In September 1941, he participated in the second stage of the Northern Hunan Battles as a first lieutenant-platoon leader, and in July-November 1944, in the Hunan-Guangxi battles (July-November 1944) as a captain-staff officer. While in action as a platoon leader he was once 'decorated' (meaning 'wounded in battlefields' in army jargon) _ took a laceration in the head by a piece of cannon-ball shrapnel.
When the Japanese surrendered in 1945 and a civil war was immanent, by then a major-staff officer, Kwok Cheung was not convinced that in-killing among compatriots was in order. He chose to quit, roamed from northern China to south, trying to find a way out for himself
With the referral of one of the high school friends aforementioned, who already got a job with the Hong Kong and Whampoa Dock, Kwok Cheung got his job therein in 1948 as accounting clerk. Only then he could marry our mother Yuk Chan who was also a high school friend, raised and maintained a family that included his aging parents. He served the company for more than 30 years till he retired.
Kwok Cheung loved the great outdoors. Throughout his life, his staple activities during holidays were hiking and sea bathing, bringing along a camera. At home, he loved to read classics in Chinese literature, reciting prose and poems, to himself and to his children. While reading newspapers, he loved to give comments, to whoever sitting around, listening or not.
Kwok Cheung and Yuk Chan immigrated to Canada in 1987, first to Winnipeg, then moved to Vancouver, always lived close to son Ming, the eldest of their four children who totally brought them five grandchildren, Joanne, Christine, Arthur, Agnes and Tin Pui.
Other than failing memories, losing some weight, and poor hearing, Kwok Cheung was incredibly healthy as a nonagenarian. According to his family doctor, his heart, liver and kidneys all functioned well, neither did he have any major chronic illnesses. With no obvious reasons, he was suddenly bed-bound since the beginning of April, and after "complaining about a little ache in the side", he was sent to the Richmond Hospital in an ambulance on 5th April.
He spent more than two months in the hospital, "waiting for a vacancy with the Minoru Residence" as they said. Being bed-bound, and had to do all in bed. Most of the time he was in agony, and in "pain all over the body" for which no obvious reasons either. Boosted by the frequent joyous trips on wheelchair in the later days, to the adjacent Minoru Park, where he could ponder on the sky with clouds, conifers, flowering trees, pond with water fowl, squirrels, rabbits and kids running around, he soldiered it on, dignified by a healthy dose of moral courage, to the last moments on June 14, 2012, 9:23pm, that came so abruptly and caught me off guard, while I had begun talking about bringing him home to his own bed, and come what might, as he insisted all the time.

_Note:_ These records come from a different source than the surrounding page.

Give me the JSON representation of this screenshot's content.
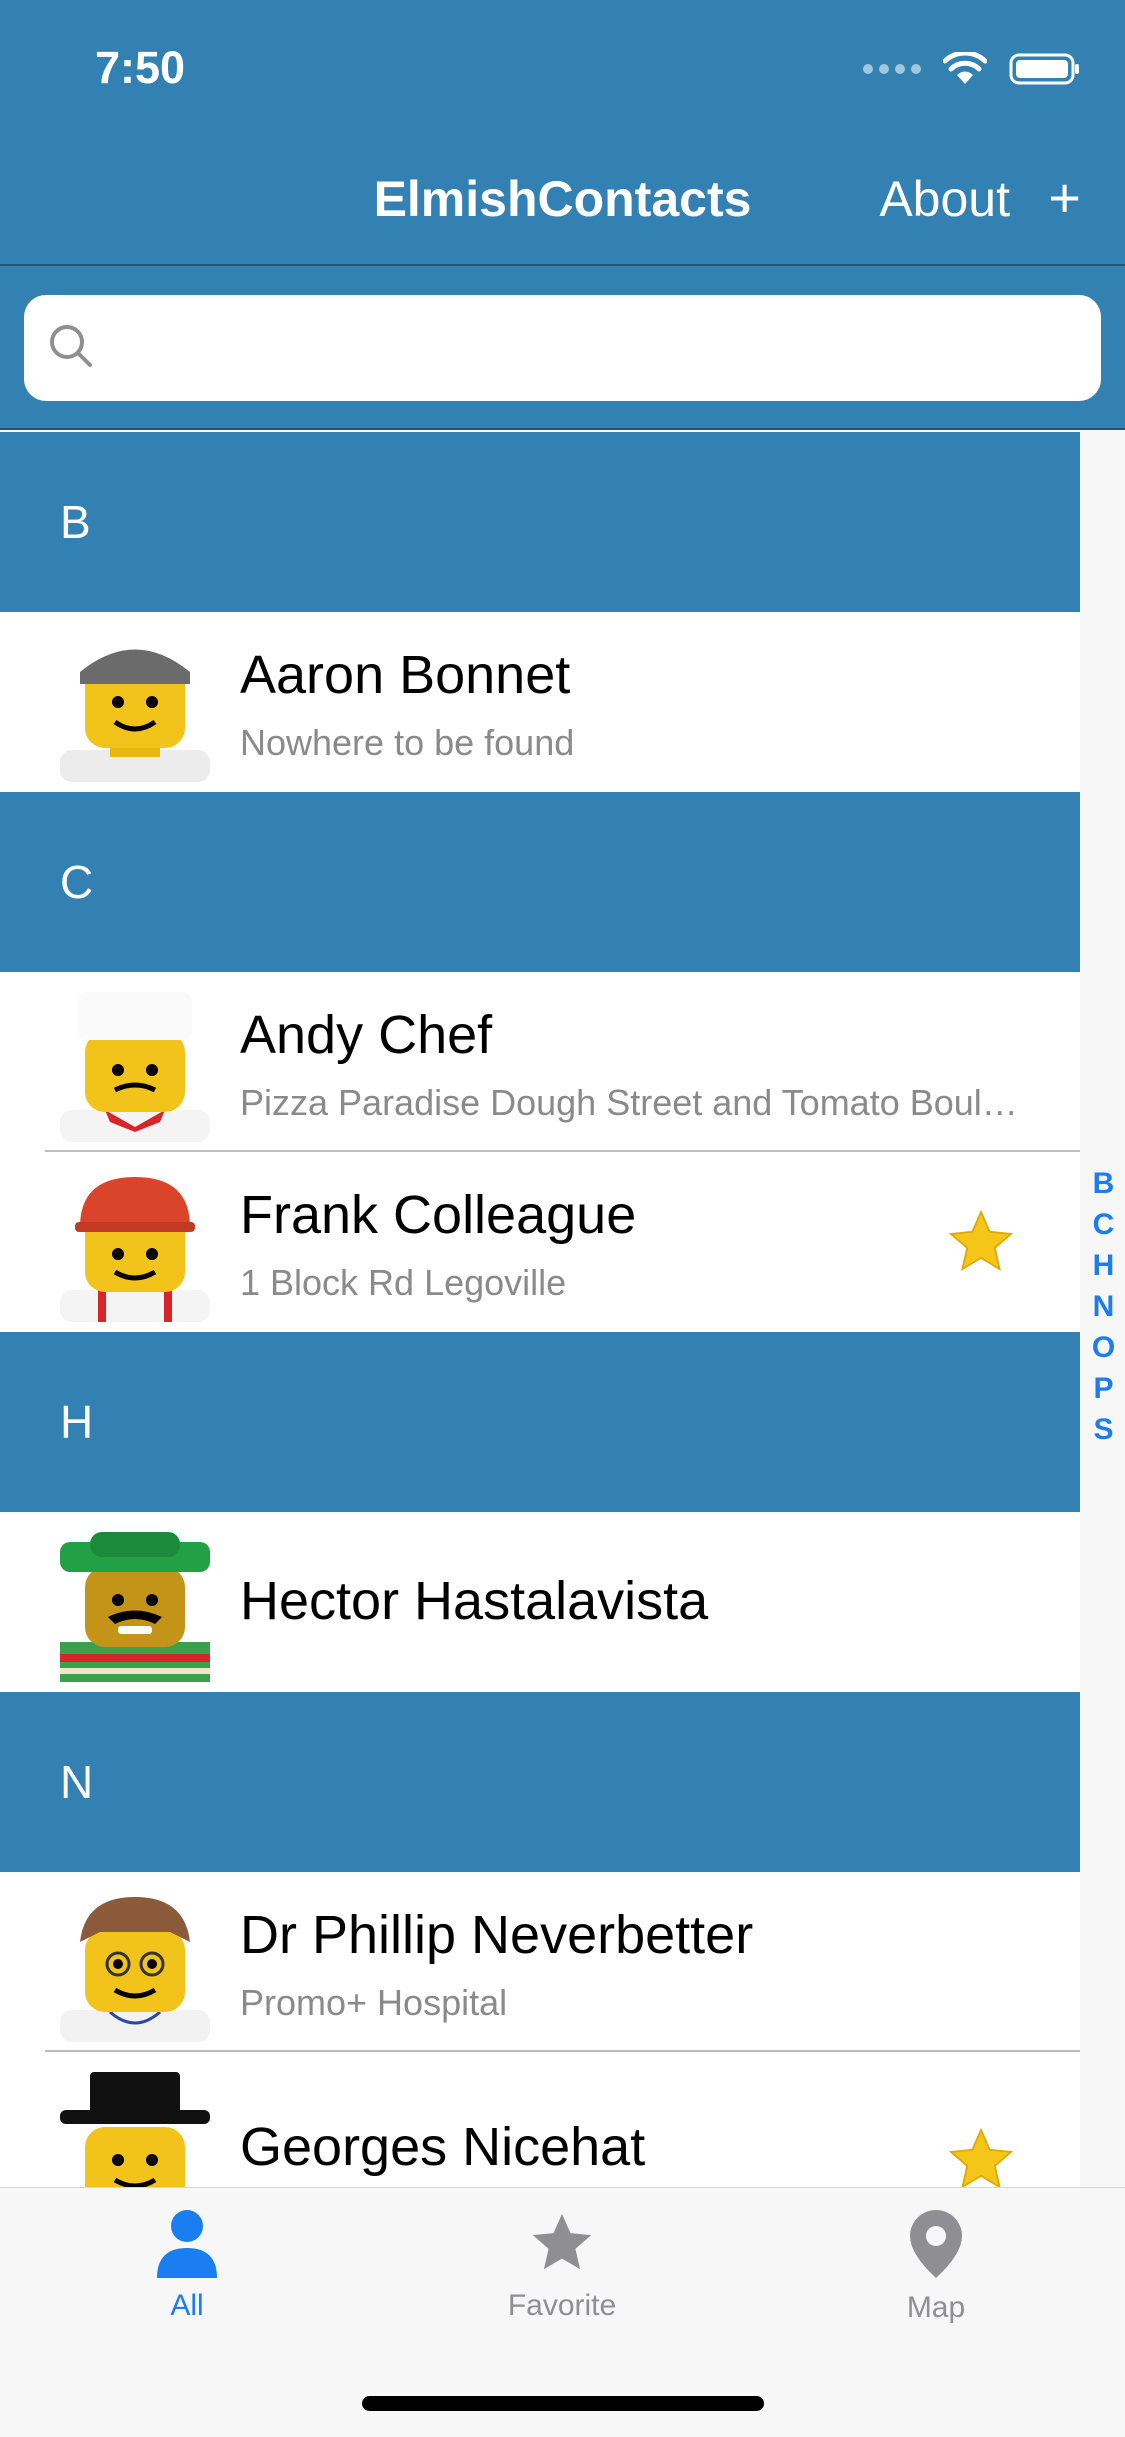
{
  "status_bar": {
    "time": "7:50"
  },
  "nav": {
    "title": "ElmishContacts",
    "about_label": "About",
    "add_label": "+"
  },
  "search": {
    "value": "",
    "placeholder": ""
  },
  "sections": [
    {
      "letter": "B",
      "contacts": [
        {
          "name": "Aaron Bonnet",
          "subtitle": "Nowhere to be found",
          "favorite": false,
          "avatar": "lego-beanie-avatar"
        }
      ]
    },
    {
      "letter": "C",
      "contacts": [
        {
          "name": "Andy Chef",
          "subtitle": "Pizza Paradise Dough Street and Tomato Boul…",
          "favorite": false,
          "avatar": "lego-chef-avatar"
        },
        {
          "name": "Frank Colleague",
          "subtitle": "1 Block Rd Legoville",
          "favorite": true,
          "avatar": "lego-hardhat-avatar"
        }
      ]
    },
    {
      "letter": "H",
      "contacts": [
        {
          "name": "Hector Hastalavista",
          "subtitle": "",
          "favorite": false,
          "avatar": "lego-sombrero-avatar"
        }
      ]
    },
    {
      "letter": "N",
      "contacts": [
        {
          "name": "Dr Phillip Neverbetter",
          "subtitle": "Promo+ Hospital",
          "favorite": false,
          "avatar": "lego-doctor-avatar"
        },
        {
          "name": "Georges Nicehat",
          "subtitle": "",
          "favorite": true,
          "avatar": "lego-tophat-avatar"
        }
      ]
    }
  ],
  "index_letters": [
    "B",
    "C",
    "H",
    "N",
    "O",
    "P",
    "S"
  ],
  "tabs": [
    {
      "label": "All",
      "icon": "person-icon",
      "active": true
    },
    {
      "label": "Favorite",
      "icon": "star-icon",
      "active": false
    },
    {
      "label": "Map",
      "icon": "map-pin-icon",
      "active": false
    }
  ],
  "colors": {
    "primary": "#3380b3",
    "accent": "#1a7df0",
    "inactive": "#8e8e93",
    "star": "#f5c518"
  }
}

I feel that I had let him down, and my remorse is endless. The only consolation is the thought that God will keep his soul, and he will be treated the way he always deserves. As God's justice is for all and will always be with us all.
By daughter Kwai Lin
Memorial service was held on 7th July, 2012, Richmond Funeral Home
We thank for all condolences tendered